## RECORD SET
--- START ---

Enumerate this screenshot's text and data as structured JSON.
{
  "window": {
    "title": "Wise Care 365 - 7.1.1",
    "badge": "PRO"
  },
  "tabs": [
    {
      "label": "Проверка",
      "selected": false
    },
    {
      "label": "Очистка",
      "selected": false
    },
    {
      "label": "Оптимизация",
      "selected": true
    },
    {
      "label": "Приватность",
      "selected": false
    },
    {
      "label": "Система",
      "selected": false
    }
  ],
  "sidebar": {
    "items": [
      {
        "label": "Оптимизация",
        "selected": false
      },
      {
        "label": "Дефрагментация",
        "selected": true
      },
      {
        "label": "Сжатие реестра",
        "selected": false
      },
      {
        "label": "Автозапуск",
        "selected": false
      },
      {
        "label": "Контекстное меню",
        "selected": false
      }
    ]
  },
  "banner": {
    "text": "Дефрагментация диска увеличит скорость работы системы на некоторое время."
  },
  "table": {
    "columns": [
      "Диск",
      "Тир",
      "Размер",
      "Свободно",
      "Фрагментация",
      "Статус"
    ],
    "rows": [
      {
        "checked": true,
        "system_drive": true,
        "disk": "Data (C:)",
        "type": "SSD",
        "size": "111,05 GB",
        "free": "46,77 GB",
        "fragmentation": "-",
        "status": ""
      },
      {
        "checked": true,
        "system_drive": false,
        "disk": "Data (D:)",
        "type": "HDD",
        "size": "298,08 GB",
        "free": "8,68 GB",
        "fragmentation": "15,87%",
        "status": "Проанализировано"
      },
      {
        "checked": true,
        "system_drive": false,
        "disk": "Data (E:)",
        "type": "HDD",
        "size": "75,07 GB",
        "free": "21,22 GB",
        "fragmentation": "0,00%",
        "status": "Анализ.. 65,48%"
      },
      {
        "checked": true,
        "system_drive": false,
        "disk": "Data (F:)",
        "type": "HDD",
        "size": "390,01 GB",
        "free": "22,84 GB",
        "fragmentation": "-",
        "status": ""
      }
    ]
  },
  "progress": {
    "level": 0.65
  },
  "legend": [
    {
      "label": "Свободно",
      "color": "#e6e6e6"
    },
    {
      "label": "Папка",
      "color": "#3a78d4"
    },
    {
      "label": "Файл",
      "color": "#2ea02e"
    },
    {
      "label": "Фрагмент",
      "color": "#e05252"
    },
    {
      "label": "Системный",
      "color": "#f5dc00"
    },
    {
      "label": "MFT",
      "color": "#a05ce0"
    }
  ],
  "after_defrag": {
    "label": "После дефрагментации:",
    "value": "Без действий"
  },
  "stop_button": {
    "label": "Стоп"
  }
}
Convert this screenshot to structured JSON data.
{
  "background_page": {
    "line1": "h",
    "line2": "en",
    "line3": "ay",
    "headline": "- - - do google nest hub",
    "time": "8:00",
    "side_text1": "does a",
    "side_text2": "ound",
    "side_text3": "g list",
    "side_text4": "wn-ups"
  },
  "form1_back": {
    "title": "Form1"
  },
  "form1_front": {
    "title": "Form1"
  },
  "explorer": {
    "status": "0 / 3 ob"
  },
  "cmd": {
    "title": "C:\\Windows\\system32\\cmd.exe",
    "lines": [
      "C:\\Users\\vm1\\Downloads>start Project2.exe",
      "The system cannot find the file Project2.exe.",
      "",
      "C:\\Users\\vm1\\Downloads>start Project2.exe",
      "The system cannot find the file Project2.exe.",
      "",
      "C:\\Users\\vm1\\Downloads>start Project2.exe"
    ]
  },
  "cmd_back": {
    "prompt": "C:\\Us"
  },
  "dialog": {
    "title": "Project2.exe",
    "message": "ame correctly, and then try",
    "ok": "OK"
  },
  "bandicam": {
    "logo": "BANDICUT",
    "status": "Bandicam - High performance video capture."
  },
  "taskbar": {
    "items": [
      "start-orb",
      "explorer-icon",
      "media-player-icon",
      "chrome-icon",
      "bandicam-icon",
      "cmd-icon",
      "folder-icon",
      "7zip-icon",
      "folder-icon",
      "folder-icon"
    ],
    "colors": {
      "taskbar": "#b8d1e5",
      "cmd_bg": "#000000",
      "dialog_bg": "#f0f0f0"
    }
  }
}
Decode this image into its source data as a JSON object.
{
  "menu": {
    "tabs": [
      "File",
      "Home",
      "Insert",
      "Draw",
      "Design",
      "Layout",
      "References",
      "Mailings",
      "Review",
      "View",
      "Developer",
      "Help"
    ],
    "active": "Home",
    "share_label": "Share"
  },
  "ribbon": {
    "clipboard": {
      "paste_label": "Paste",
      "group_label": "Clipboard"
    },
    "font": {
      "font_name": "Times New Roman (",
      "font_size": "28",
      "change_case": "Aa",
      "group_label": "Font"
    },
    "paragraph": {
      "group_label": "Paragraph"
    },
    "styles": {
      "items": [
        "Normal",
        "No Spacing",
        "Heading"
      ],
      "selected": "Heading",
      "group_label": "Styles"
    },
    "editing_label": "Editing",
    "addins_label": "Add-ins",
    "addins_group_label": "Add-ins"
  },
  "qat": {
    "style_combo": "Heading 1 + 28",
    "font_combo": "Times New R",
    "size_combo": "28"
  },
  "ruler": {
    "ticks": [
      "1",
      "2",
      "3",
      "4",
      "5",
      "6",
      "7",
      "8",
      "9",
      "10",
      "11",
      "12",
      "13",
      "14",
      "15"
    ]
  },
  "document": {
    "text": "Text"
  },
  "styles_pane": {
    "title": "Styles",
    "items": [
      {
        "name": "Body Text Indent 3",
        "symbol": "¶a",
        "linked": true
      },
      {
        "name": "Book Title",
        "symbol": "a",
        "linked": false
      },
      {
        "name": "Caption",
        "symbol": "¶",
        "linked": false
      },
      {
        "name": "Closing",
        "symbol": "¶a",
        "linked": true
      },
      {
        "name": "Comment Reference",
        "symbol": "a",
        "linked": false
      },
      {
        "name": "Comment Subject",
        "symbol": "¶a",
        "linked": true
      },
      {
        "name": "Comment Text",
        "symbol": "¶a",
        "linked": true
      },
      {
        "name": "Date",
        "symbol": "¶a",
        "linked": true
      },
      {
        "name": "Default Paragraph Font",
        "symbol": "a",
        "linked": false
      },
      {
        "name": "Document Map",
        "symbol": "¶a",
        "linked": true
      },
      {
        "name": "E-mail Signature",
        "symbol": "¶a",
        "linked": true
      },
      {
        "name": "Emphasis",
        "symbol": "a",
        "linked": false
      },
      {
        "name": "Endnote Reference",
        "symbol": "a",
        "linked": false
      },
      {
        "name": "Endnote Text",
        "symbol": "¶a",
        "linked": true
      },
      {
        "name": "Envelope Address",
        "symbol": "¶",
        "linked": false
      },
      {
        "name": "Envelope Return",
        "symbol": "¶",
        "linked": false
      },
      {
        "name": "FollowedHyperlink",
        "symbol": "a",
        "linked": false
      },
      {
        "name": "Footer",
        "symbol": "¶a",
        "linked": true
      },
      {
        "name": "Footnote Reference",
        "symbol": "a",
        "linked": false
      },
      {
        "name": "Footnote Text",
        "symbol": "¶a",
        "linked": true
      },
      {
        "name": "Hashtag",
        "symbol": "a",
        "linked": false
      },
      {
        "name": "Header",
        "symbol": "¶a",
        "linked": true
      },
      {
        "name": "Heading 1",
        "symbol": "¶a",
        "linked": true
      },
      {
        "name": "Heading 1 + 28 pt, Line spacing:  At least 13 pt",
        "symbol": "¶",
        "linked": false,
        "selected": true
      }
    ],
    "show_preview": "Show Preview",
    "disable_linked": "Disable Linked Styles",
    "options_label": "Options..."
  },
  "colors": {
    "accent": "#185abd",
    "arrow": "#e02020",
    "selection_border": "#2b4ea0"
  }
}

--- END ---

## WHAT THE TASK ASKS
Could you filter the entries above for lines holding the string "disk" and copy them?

## SOLVED PROBLEM
        "disk": "Data (C:)",
        "disk": "Data (D:)",
        "disk": "Data (E:)",
        "disk": "Data (F:)",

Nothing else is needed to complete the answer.